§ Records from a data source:
━━━━━━━━━━━━━━━━━━━━━━━━━━━━━━

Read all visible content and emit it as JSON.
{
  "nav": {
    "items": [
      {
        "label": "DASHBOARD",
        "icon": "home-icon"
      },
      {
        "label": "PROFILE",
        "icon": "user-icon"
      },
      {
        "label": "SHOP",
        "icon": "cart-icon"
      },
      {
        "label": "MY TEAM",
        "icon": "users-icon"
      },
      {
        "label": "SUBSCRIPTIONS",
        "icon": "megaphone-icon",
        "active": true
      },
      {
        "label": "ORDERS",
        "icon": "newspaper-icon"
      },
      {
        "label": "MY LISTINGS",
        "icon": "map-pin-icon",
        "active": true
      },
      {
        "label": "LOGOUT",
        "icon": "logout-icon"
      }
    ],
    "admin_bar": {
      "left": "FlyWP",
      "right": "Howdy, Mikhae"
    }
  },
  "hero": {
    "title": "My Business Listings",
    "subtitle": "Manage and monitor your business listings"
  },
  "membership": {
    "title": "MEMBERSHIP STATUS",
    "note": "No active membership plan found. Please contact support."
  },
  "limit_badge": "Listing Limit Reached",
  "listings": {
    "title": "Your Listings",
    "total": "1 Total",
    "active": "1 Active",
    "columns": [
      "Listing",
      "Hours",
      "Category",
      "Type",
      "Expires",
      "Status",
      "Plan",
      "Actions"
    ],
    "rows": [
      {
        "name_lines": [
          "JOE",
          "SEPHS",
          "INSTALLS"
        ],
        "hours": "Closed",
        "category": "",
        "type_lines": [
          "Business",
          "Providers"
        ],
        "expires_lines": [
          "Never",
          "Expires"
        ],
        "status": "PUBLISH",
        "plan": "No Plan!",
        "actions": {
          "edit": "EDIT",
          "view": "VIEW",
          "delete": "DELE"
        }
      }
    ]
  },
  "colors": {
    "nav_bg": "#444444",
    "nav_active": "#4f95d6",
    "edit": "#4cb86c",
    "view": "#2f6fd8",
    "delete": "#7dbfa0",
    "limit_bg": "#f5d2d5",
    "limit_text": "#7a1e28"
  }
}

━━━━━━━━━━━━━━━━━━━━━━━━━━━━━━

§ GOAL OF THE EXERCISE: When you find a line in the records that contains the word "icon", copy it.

§ FINISHED EXERCISE:
        "icon": "home-icon"
        "icon": "user-icon"
        "icon": "cart-icon"
        "icon": "users-icon"
        "icon": "megaphone-icon",
        "icon": "newspaper-icon"
        "icon": "map-pin-icon",
        "icon": "logout-icon"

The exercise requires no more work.